> **Work instruction**:
Across the records that follow, count each line holding "Meeting", and write only the total.

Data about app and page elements
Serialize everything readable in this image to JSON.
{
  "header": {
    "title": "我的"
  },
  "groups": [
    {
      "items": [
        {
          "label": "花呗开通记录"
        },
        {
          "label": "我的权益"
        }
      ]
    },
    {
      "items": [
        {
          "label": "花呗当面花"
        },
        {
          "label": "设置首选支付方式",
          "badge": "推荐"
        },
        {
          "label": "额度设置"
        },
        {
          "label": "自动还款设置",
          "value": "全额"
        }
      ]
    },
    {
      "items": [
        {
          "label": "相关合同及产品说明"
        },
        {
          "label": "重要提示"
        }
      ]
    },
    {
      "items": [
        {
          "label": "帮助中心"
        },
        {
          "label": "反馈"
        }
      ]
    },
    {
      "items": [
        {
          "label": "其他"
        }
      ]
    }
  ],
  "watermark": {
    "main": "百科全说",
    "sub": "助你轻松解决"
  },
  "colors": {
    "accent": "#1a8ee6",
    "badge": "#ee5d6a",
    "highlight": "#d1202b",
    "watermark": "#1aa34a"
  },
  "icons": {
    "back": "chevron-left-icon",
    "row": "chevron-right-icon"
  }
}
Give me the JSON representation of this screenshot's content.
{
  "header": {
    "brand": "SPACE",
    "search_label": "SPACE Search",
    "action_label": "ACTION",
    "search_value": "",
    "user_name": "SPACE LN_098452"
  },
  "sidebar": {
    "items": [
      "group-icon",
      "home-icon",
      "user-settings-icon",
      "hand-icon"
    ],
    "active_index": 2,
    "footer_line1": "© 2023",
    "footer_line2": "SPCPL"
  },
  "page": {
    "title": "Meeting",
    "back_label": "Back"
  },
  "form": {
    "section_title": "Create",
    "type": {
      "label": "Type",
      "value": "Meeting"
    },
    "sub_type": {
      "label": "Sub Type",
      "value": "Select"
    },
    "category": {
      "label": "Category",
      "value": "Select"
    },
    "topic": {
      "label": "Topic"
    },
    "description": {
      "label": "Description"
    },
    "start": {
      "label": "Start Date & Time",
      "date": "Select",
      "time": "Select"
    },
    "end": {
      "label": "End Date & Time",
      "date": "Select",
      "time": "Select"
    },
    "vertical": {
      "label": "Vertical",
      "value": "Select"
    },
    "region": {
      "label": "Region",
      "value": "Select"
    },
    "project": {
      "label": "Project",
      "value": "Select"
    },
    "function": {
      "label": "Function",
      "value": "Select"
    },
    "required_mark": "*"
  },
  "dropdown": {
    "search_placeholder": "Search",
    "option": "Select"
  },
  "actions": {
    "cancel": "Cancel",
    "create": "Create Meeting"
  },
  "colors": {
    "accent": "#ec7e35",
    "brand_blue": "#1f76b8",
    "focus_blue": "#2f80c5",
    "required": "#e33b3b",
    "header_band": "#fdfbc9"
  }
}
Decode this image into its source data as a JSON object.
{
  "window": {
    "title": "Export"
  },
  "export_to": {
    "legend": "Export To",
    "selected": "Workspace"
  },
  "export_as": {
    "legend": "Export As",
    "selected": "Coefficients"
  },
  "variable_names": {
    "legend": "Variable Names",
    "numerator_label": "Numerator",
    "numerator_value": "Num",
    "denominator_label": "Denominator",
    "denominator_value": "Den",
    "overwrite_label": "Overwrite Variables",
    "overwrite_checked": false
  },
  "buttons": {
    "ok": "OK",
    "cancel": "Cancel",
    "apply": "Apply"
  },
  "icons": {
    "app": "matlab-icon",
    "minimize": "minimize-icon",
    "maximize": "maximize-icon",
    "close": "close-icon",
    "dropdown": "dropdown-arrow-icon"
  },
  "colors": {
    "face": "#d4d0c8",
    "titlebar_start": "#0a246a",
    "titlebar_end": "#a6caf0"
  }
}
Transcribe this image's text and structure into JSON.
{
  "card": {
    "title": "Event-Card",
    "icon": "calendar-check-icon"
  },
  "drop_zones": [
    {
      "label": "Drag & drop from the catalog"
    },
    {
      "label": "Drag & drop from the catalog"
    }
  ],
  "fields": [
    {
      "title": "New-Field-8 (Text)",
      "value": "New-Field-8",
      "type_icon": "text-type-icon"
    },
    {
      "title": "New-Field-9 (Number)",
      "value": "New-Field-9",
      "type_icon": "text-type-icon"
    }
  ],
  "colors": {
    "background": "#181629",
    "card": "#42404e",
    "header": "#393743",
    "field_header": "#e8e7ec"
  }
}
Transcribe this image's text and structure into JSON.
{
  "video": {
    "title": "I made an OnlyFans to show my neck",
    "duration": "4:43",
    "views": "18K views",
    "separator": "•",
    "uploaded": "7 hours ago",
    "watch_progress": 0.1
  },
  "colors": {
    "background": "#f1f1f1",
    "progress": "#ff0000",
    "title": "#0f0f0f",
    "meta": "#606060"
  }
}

> **Solution to the exercise**:
3